• **What you have to do**:
Please set down the listing exactly, from the first line to the last.

Input data Block Start

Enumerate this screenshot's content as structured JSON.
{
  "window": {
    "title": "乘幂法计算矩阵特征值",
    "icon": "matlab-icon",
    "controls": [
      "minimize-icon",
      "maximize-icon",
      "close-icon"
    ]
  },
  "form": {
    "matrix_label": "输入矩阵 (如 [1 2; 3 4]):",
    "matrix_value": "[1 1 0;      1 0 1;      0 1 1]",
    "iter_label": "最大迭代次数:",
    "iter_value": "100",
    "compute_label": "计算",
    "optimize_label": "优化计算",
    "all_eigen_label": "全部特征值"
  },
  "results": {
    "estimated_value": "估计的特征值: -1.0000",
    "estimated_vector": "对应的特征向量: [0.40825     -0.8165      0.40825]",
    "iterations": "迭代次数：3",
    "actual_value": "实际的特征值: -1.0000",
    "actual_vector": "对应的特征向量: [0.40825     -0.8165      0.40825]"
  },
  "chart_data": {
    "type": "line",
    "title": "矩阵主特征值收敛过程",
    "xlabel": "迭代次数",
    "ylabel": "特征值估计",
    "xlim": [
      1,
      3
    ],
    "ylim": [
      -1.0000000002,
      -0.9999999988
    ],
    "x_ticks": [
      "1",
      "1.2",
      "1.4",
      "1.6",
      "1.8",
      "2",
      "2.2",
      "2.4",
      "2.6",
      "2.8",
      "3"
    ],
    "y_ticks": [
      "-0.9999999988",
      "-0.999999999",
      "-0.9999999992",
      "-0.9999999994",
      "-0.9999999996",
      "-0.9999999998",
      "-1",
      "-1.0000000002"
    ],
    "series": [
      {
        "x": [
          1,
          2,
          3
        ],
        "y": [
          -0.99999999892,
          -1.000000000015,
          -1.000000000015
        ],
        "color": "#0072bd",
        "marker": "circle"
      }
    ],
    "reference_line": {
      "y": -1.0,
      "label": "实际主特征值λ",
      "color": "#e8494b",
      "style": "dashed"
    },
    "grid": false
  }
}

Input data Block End

• **Answer box**:
Enumerate this screenshot's content as structured JSON.
{
  "window": {
    "title": "乘幂法计算矩阵特征值",
    "icon": "matlab-icon",
    "controls": [
      "minimize-icon",
      "maximize-icon",
      "close-icon"
    ]
  },
  "form": {
    "matrix_label": "输入矩阵 (如 [1 2; 3 4]):",
    "matrix_value": "[1 1 0;      1 0 1;      0 1 1]",
    "iter_label": "最大迭代次数:",
    "iter_value": "100",
    "compute_label": "计算",
    "optimize_label": "优化计算",
    "all_eigen_label": "全部特征值"
  },
  "results": {
    "estimated_value": "估计的特征值: -1.0000",
    "estimated_vector": "对应的特征向量: [0.40825     -0.8165      0.40825]",
    "iterations": "迭代次数：3",
    "actual_value": "实际的特征值: -1.0000",
    "actual_vector": "对应的特征向量: [0.40825     -0.8165      0.40825]"
  },
  "chart_data": {
    "type": "line",
    "title": "矩阵主特征值收敛过程",
    "xlabel": "迭代次数",
    "ylabel": "特征值估计",
    "xlim": [
      1,
      3
    ],
    "ylim": [
      -1.0000000002,
      -0.9999999988
    ],
    "x_ticks": [
      "1",
      "1.2",
      "1.4",
      "1.6",
      "1.8",
      "2",
      "2.2",
      "2.4",
      "2.6",
      "2.8",
      "3"
    ],
    "y_ticks": [
      "-0.9999999988",
      "-0.999999999",
      "-0.9999999992",
      "-0.9999999994",
      "-0.9999999996",
      "-0.9999999998",
      "-1",
      "-1.0000000002"
    ],
    "series": [
      {
        "x": [
          1,
          2,
          3
        ],
        "y": [
          -0.99999999892,
          -1.000000000015,
          -1.000000000015
        ],
        "color": "#0072bd",
        "marker": "circle"
      }
    ],
    "reference_line": {
      "y": -1.0,
      "label": "实际主特征值λ",
      "color": "#e8494b",
      "style": "dashed"
    },
    "grid": false
  }
}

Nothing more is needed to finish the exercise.